As of January 1, 2002, all California parks will have smoke free zones, but state law will not preempt local communities from establishing stronger smoke free policies.

"Survey after survey shows that people want smoke-free zones in parks," said Kevin Weiler, CSFPOPP co-chair. "Regardless of age, income or ethnicity, people are demanding smoke free zones in parks for their children as well as themselves. Even people who smoke support restrictions designating smoke free zones."

The Environmental Protection Agency (EPA) has classified secondhand smoke as a Group A carcinogen - a substance known to cause cancer in humans. There is no safe level of exposure for Group A toxins. The EPA says that secondhand smoke contains more than 4,000 substances, more than 40 of which are known to cause cancer in humans or animals and many of which are strong irritants.
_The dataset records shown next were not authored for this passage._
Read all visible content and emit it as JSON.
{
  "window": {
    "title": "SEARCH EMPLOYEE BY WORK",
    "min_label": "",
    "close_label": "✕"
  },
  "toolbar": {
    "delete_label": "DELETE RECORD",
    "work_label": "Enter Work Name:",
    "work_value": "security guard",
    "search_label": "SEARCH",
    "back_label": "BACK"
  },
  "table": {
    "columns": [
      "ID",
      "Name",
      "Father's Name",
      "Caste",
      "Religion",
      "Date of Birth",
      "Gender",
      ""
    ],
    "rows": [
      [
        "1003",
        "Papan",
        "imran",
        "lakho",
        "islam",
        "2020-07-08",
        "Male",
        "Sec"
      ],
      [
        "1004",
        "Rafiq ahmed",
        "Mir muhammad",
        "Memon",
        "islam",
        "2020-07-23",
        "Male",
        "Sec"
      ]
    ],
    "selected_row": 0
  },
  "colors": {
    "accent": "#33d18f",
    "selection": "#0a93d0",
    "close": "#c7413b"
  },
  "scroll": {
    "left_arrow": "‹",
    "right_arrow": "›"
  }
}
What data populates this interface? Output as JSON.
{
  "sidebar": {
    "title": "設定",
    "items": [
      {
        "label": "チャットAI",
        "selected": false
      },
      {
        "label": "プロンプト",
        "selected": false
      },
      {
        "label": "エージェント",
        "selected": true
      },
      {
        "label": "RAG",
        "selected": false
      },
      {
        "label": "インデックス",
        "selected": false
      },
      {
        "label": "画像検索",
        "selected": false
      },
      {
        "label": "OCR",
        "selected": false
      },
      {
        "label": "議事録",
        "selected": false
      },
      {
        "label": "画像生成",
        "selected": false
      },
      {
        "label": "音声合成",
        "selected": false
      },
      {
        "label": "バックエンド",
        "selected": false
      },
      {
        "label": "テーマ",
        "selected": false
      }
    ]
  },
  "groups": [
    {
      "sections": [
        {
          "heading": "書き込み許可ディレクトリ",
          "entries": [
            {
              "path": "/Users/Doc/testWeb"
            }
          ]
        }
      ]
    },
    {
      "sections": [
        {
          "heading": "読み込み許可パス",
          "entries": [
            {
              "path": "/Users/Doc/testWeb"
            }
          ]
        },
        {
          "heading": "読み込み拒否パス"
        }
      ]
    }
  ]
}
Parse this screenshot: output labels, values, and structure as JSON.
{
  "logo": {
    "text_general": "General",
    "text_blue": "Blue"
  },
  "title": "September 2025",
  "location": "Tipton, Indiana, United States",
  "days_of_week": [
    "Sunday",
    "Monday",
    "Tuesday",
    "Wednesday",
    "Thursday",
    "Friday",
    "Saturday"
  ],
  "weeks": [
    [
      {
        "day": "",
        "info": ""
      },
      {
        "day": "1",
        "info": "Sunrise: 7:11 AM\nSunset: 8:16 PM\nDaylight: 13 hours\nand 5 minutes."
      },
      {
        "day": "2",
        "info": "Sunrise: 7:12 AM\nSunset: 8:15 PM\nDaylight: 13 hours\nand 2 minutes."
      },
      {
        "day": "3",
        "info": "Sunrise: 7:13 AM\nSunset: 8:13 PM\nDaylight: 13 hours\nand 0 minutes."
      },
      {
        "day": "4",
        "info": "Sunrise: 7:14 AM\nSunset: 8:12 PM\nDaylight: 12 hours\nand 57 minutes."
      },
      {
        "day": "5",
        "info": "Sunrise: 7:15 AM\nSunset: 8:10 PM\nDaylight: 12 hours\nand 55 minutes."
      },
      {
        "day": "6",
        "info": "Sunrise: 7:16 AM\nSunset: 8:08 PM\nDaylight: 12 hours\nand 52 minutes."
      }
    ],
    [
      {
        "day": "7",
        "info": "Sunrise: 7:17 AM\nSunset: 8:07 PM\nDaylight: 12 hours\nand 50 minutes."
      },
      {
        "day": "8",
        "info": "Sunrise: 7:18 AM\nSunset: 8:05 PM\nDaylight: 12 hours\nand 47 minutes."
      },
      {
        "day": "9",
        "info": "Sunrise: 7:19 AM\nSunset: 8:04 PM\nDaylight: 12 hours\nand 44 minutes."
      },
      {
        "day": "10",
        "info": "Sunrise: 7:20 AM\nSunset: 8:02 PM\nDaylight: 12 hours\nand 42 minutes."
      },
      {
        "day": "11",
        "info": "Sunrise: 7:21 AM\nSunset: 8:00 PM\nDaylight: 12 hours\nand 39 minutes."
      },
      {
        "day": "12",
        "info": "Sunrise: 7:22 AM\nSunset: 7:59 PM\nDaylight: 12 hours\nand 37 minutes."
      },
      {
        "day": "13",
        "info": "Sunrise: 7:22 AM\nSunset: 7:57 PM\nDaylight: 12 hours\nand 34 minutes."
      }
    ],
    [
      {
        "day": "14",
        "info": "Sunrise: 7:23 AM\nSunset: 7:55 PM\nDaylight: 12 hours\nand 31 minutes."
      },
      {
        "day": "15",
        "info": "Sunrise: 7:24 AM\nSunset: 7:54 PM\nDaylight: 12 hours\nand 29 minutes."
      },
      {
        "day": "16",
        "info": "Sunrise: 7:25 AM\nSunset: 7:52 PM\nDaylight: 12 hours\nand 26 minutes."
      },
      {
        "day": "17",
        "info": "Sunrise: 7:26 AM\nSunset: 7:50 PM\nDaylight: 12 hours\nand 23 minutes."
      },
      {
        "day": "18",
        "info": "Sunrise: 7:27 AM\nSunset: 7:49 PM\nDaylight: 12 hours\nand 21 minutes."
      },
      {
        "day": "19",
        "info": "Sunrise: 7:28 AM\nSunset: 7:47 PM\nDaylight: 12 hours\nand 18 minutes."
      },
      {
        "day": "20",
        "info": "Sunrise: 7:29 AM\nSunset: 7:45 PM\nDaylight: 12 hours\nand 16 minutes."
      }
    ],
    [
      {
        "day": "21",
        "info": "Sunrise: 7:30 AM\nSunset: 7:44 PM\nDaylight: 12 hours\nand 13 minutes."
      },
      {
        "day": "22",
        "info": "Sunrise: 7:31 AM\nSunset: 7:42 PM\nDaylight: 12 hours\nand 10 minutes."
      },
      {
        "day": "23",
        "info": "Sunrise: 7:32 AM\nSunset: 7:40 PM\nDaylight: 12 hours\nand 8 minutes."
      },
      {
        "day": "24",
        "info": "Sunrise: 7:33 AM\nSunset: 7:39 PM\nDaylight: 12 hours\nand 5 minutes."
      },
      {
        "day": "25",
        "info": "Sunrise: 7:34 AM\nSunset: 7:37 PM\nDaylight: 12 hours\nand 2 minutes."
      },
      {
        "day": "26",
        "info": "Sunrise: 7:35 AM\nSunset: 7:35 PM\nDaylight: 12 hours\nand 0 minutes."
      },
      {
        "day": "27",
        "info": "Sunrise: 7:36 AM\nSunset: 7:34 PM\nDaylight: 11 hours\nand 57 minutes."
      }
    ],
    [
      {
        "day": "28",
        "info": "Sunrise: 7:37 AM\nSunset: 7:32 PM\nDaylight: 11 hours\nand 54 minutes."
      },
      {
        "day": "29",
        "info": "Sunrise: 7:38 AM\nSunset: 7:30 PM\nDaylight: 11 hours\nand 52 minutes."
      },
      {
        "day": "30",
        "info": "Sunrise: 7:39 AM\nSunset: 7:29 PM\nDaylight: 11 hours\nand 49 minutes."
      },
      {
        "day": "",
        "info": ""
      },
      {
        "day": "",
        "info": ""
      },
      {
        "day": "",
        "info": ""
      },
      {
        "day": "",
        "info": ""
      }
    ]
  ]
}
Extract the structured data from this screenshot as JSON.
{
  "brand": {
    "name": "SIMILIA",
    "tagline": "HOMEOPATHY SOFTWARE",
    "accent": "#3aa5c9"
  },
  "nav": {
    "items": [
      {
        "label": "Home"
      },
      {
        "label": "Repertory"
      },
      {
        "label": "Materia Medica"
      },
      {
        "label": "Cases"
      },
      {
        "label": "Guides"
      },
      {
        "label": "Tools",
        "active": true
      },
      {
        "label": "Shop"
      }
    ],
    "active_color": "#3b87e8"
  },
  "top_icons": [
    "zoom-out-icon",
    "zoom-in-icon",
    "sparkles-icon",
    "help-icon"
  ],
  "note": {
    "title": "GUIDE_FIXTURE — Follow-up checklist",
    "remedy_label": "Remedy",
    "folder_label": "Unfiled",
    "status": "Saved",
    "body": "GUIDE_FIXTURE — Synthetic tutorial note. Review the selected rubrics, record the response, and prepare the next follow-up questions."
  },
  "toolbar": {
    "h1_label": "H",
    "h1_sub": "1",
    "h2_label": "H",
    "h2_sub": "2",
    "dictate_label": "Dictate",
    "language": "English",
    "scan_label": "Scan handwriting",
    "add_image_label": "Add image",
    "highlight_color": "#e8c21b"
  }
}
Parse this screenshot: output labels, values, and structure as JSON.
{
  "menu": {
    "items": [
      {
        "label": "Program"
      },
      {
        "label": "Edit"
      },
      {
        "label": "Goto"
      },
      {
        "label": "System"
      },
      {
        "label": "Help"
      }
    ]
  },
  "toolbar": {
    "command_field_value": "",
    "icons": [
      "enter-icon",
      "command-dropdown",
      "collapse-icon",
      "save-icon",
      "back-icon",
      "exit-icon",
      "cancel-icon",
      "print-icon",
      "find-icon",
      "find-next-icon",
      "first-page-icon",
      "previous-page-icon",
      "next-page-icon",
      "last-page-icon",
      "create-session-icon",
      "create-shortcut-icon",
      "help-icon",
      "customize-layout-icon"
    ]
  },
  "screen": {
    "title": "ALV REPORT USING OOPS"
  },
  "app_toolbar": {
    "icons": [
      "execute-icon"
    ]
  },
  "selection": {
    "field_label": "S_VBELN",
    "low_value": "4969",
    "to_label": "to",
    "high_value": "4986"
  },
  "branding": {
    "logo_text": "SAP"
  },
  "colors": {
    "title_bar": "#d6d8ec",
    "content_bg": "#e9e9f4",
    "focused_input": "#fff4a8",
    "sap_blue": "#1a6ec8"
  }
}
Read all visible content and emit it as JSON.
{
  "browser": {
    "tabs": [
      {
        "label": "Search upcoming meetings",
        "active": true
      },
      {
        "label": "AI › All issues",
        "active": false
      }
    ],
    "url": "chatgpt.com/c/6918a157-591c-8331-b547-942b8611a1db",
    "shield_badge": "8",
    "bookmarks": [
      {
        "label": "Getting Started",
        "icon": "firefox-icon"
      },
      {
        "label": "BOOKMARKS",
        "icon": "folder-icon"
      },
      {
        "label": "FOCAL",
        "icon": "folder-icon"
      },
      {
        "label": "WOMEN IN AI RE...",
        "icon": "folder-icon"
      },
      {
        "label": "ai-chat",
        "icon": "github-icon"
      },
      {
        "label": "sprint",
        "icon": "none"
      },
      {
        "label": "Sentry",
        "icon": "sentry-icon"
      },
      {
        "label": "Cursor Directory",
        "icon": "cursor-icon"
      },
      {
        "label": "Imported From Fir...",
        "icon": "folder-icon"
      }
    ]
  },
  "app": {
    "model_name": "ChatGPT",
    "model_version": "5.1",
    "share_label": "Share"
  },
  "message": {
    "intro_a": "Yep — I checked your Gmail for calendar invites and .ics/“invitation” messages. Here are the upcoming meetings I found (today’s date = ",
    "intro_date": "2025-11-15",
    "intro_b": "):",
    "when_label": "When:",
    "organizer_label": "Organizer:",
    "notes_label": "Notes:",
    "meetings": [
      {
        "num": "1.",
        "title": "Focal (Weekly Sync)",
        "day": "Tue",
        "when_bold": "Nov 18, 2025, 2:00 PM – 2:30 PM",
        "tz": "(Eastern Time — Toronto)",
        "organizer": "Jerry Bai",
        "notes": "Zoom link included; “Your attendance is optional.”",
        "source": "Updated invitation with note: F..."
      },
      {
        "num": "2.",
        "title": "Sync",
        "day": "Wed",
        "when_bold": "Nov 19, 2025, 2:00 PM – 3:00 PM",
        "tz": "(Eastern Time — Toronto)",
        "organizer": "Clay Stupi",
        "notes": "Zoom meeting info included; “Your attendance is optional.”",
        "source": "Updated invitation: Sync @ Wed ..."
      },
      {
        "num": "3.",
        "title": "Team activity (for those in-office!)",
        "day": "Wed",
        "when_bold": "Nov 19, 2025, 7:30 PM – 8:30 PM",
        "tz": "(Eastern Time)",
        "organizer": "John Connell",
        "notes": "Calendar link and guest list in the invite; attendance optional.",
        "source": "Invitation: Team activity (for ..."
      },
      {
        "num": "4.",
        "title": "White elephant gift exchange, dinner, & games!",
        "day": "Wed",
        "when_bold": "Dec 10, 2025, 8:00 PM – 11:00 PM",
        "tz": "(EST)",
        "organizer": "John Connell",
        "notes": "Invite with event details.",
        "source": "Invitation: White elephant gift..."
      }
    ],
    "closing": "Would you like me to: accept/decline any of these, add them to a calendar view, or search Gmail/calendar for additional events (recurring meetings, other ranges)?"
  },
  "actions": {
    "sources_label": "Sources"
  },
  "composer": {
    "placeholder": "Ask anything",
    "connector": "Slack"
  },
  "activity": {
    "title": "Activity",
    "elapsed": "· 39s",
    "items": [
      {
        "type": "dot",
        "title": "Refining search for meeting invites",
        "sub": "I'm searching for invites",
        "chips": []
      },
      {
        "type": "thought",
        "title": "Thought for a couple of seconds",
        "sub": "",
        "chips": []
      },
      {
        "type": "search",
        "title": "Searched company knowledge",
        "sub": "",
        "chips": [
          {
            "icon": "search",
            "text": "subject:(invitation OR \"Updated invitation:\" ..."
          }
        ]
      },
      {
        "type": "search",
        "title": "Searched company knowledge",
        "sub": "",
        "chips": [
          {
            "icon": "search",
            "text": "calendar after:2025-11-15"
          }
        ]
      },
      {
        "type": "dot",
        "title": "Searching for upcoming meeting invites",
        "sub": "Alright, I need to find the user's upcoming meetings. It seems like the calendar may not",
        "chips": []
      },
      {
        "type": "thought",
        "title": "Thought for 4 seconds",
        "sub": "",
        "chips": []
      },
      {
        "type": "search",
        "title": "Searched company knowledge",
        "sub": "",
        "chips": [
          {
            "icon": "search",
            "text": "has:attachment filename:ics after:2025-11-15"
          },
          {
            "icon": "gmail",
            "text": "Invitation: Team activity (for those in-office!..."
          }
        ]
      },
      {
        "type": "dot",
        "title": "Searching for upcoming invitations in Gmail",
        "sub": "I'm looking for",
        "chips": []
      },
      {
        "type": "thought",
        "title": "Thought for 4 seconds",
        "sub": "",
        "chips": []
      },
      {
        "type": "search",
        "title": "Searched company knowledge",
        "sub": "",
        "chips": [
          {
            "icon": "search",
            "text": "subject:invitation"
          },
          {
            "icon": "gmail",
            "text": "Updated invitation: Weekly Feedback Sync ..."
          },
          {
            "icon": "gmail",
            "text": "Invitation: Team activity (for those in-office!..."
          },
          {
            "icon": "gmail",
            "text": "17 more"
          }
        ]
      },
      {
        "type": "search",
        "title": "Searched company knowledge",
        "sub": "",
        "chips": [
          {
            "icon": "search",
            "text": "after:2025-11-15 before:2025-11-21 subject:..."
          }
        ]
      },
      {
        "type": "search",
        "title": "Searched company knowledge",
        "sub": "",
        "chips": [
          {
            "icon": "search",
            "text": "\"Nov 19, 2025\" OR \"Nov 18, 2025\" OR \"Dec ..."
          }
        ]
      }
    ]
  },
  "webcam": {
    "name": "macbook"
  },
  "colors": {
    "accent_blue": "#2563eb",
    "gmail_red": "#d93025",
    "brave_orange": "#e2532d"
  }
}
Passive smoking is estimated by EPA to cause approximately 3,000 lung cancer deaths in nonsmokers each year.